U937 cells, transformed human monocyte/macrophage precursors, incubated with 5,8,11,14 eicosatatraynoic acid (ETYA), a competitive in vitro and in vivo inhibitor of arachidonic acid, develop properties consistent with a form of cellular differentiation. In order to define the extent of this differentiation and decide whether a monocyte or macrophage-like cell developed, control cells and cells cultured for three days with 40 μm ETYA were examined by transmission electron microscopy. Control cells were characterized by oval nuclei, a high nuclear to cytoplasmic ratio, a cytoplasm with a relative paucity of mitochondria, vesicles and vacuoles, and a Golgi apparatus that was not extensively developed. Ribosomes and putative ribosome-like granules were frequently 'grouped' in the cytoplasm, rather than as single granules or in association with the endoplasmic reticulum. The plasma membrane included a discrete region of fimbriated structures that were distinct from pseudopodia. Such structures frequently are expressed in embryonic and transformed cells and may be associated with motility, metastases, with immunologic reactions or with endocytosis. After culture with 40 μm ETYA for three or more days, a morphology consistent with that of immature monocytes developed. These characteristics included lobulated nuclei, a reversal of the nuclear to cytoplasmic ratio, an increased complexity and development of the cytoplasmic components and the disappearance of the fimbriated plasma membrane structures. In addition, 'grouped' ribosomes were less evident. In vitro induction of differentiation in a human cancer cell by a competitive inhibitor of arachidonic acid, itself a physiologic metabolite, is of interest for at least four reasons: as an aid in understanding the mechanism of inhibition of stem cell replication and the induction of cellular differentiation, and because of the possibility of increased immunogenicity and of reduced invasiveness of the ETYA-differentiated cells. In vivo expression of these features could militate against the deleterious effects of such transformed cells on the host.

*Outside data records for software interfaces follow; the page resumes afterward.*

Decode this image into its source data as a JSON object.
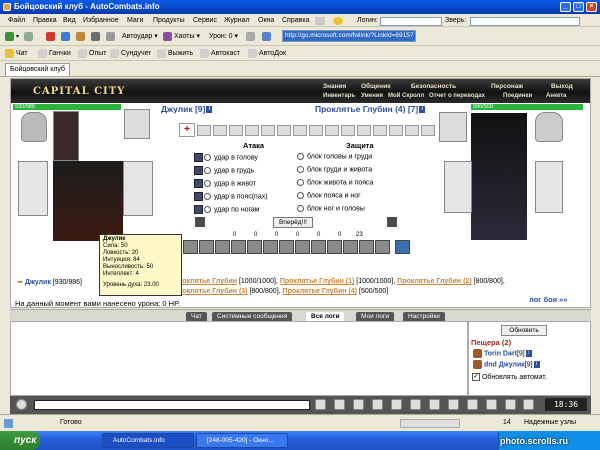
{
  "window": {
    "title": "Бойцовский клуб - AutoCombats.info"
  },
  "menu": {
    "items": [
      "Файл",
      "Правка",
      "Вид",
      "Избранное",
      "Маги",
      "Продукты",
      "Сервис",
      "Журнал",
      "Окна",
      "Справка"
    ],
    "login_label": "Логин:",
    "pet_label": "Зверь:"
  },
  "toolbar": {
    "autoguard": "Автоудар",
    "khaoty": "Хаоты",
    "uron": "Урон: 0",
    "address": "http://go.microsoft.com/fwlink/?LinkId=69157"
  },
  "links": {
    "items": [
      "Чат",
      "Ганчки",
      "Опыт",
      "Сундучег",
      "Выжить",
      "Автокаст",
      "АвтоДок"
    ]
  },
  "tab": {
    "label": "Бойцовский клуб"
  },
  "game": {
    "logo": "CAPITAL CITY",
    "nav_top": [
      "Знания",
      "Общение",
      "Безопасность",
      "Персонаж",
      "Выход"
    ],
    "nav_bottom": [
      "Инвентарь",
      "Умения",
      "Мой Скролл",
      "Отчет о переводах",
      "Поединки",
      "Анкета"
    ],
    "player": {
      "hp": "930/986",
      "name": "Джулик",
      "level": "[9]"
    },
    "enemy": {
      "hp": "500/500",
      "name": "Проклятье Глубин (4)",
      "level": "[7]"
    },
    "attack_title": "Атака",
    "defense_title": "Защита",
    "attacks": [
      "удар в голову",
      "удар в грудь",
      "удар в живот",
      "удар в пояс(пах)",
      "удар по ногам"
    ],
    "defenses": [
      "блок головы и груди",
      "блок груди и живота",
      "блок живота и пояса",
      "блок пояса и ног",
      "блок ног и головы"
    ],
    "forward": "Вперёд!!!",
    "counters": [
      "0",
      "0",
      "0",
      "0",
      "0",
      "0",
      "23"
    ],
    "tooltip": {
      "name": "Джулик",
      "lines": [
        "Сила: 50",
        "Ловкость: 20",
        "Интуиция: 84",
        "Выносливость: 50",
        "Интеллект: 4",
        "",
        "Уровень духа: 23.00"
      ]
    },
    "opponents_line1": {
      "you": "Джулик",
      "you_hp": "[930/986]",
      "items": [
        {
          "name": "Проклятье Глубин",
          "hp": "[1000/1000]"
        },
        {
          "name": "Проклятье Глубин (1)",
          "hp": "[1000/1000]"
        },
        {
          "name": "Проклятье Глубин (2)",
          "hp": "[800/800]"
        }
      ]
    },
    "opponents_line2": {
      "items": [
        {
          "name": "Проклятье Глубин (3)",
          "hp": "[800/800]"
        },
        {
          "name": "Проклятье Глубин (4)",
          "hp": "[500/500]"
        }
      ],
      "log_link": "лог боя »»"
    },
    "damage_text": "На данный момент вами нанесено урона: 0 HP."
  },
  "chat_tabs": [
    "Чат",
    "Системные сообщения",
    "Все логи",
    "Мои логи",
    "Настройки"
  ],
  "side": {
    "update": "Обновить",
    "location": "Пещера (2)",
    "members": [
      {
        "name": "Torin Dart",
        "level": "[9]"
      },
      {
        "name": "dnd Джулик",
        "level": "[9]"
      }
    ],
    "auto_update": "Обновлять автомат."
  },
  "status": {
    "left": "Готово",
    "zone": "Надежные узлы",
    "count": "14"
  },
  "taskbar": {
    "start": "пуск",
    "tasks": [
      "AutoCombats.info",
      "[248-005-420] - Окно..."
    ],
    "clock": "18:36"
  },
  "watermark": "photo.scrolls.ru"
}
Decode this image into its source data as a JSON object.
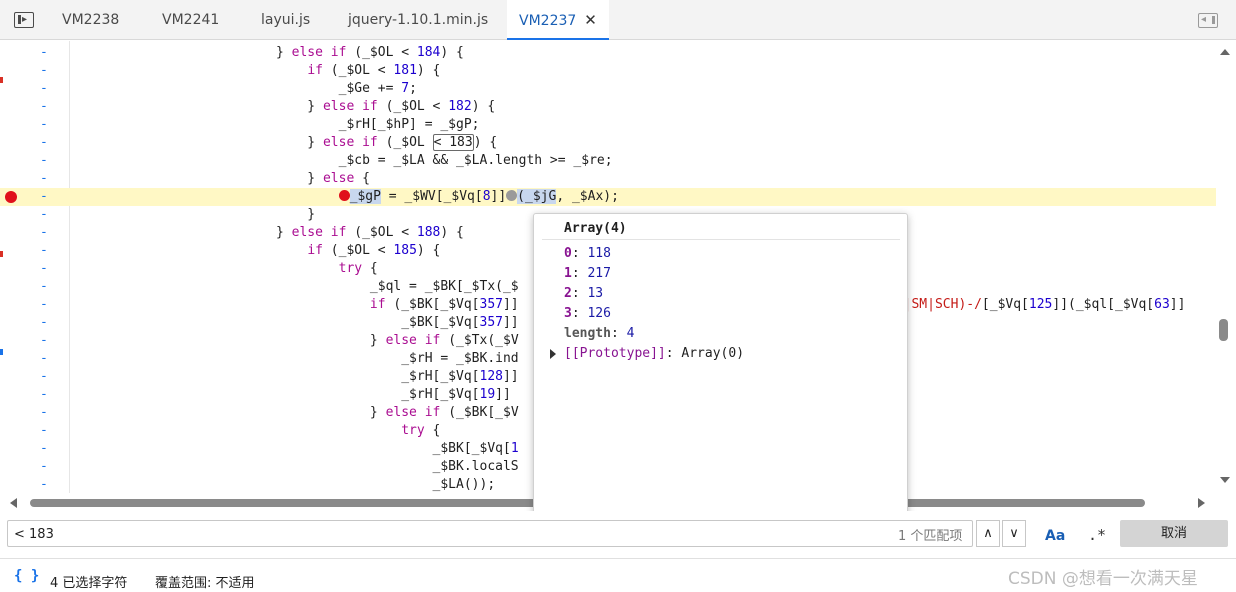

|Original language||English (US)|
|Number of pages||9|
|Journal||Annals of Clinical and Laboratory Science|
|State||Published - Jan 1 1989|